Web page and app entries
/---
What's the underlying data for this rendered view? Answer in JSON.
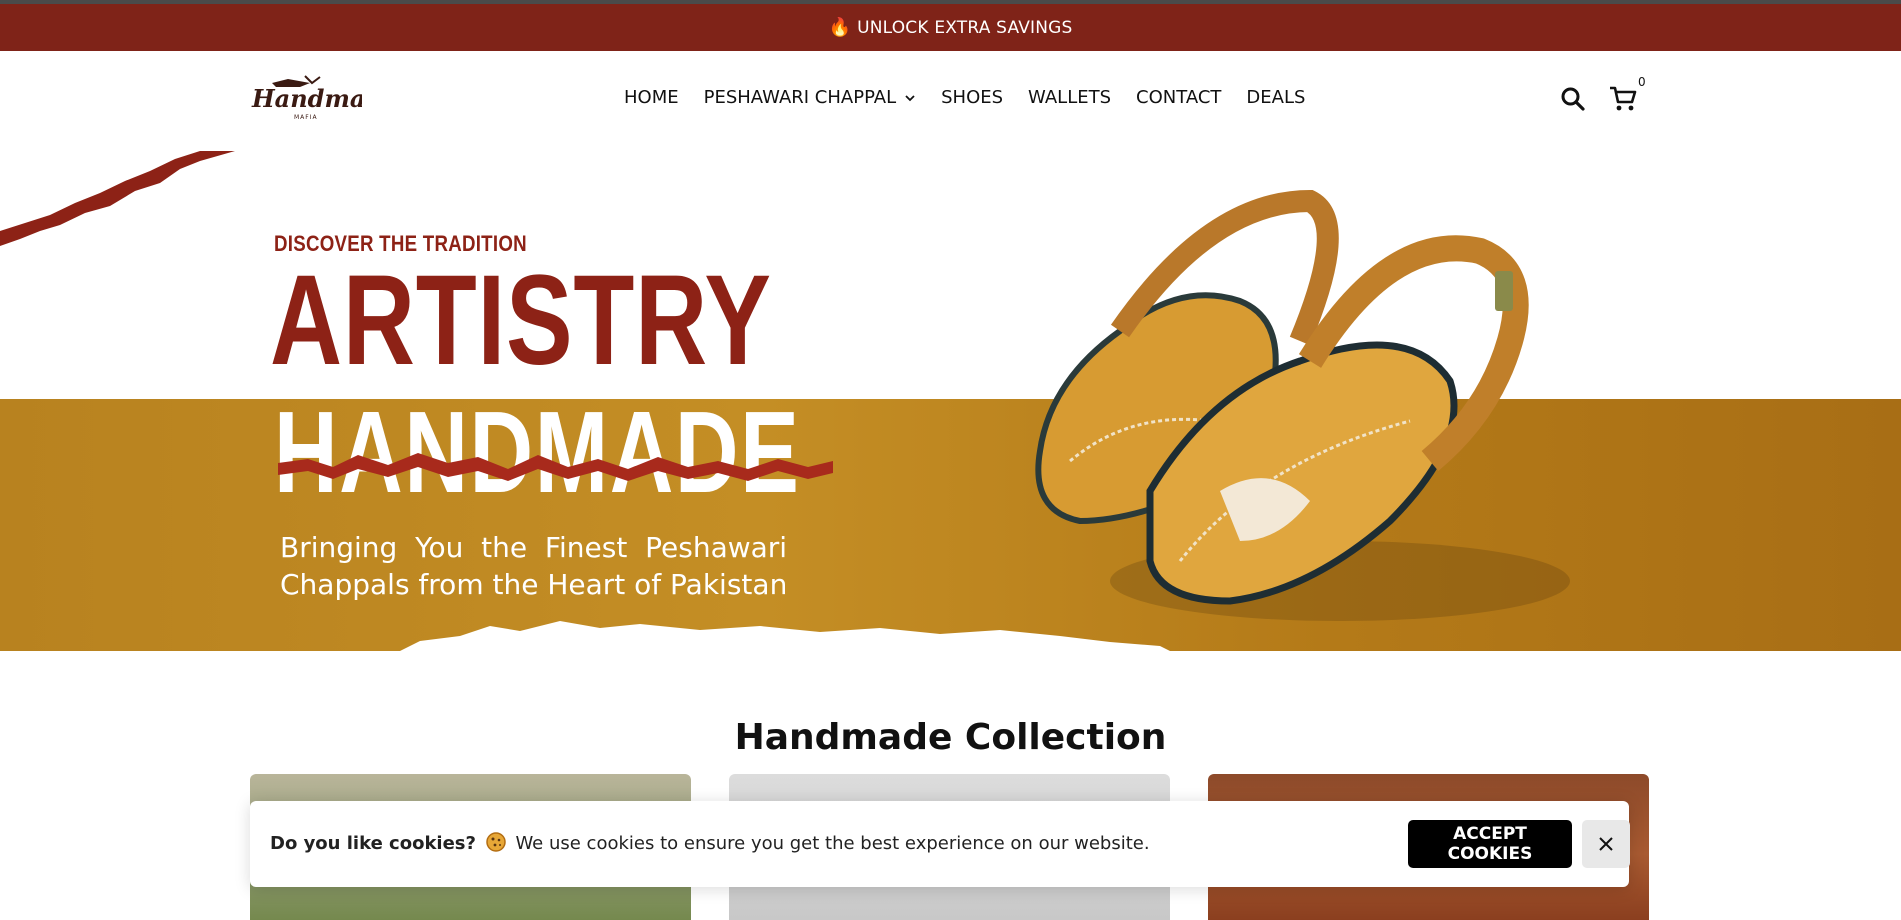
{
  "announcement": {
    "icon": "fire-icon",
    "text": "UNLOCK EXTRA SAVINGS"
  },
  "header": {
    "logo_alt": "Handmade",
    "nav": [
      {
        "label": "HOME"
      },
      {
        "label": "PESHAWARI CHAPPAL",
        "has_dropdown": true
      },
      {
        "label": "SHOES"
      },
      {
        "label": "WALLETS"
      },
      {
        "label": "CONTACT"
      },
      {
        "label": "DEALS"
      }
    ],
    "cart_count": "0"
  },
  "hero": {
    "eyebrow": "DISCOVER THE TRADITION",
    "title_line1": "ARTISTRY",
    "title_line2": "HANDMADE",
    "subtitle_line1": "Bringing  You  the  Finest  Peshawari",
    "subtitle_line2": "Chappals from the Heart of Pakistan"
  },
  "collection": {
    "title": "Handmade Collection"
  },
  "cookie_banner": {
    "question": "Do you like cookies?",
    "message": "We use cookies to ensure you get the best experience on our website.",
    "accept_label": "ACCEPT COOKIES"
  },
  "colors": {
    "brand_red": "#7f2318",
    "mustard": "#b8821f",
    "black": "#000000"
  }
}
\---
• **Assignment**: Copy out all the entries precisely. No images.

• **Written solution**:
What's the underlying data for this rendered view? Answer in JSON.
{
  "announcement": {
    "icon": "fire-icon",
    "text": "UNLOCK EXTRA SAVINGS"
  },
  "header": {
    "logo_alt": "Handmade",
    "nav": [
      {
        "label": "HOME"
      },
      {
        "label": "PESHAWARI CHAPPAL",
        "has_dropdown": true
      },
      {
        "label": "SHOES"
      },
      {
        "label": "WALLETS"
      },
      {
        "label": "CONTACT"
      },
      {
        "label": "DEALS"
      }
    ],
    "cart_count": "0"
  },
  "hero": {
    "eyebrow": "DISCOVER THE TRADITION",
    "title_line1": "ARTISTRY",
    "title_line2": "HANDMADE",
    "subtitle_line1": "Bringing  You  the  Finest  Peshawari",
    "subtitle_line2": "Chappals from the Heart of Pakistan"
  },
  "collection": {
    "title": "Handmade Collection"
  },
  "cookie_banner": {
    "question": "Do you like cookies?",
    "message": "We use cookies to ensure you get the best experience on our website.",
    "accept_label": "ACCEPT COOKIES"
  },
  "colors": {
    "brand_red": "#7f2318",
    "mustard": "#b8821f",
    "black": "#000000"
  }
}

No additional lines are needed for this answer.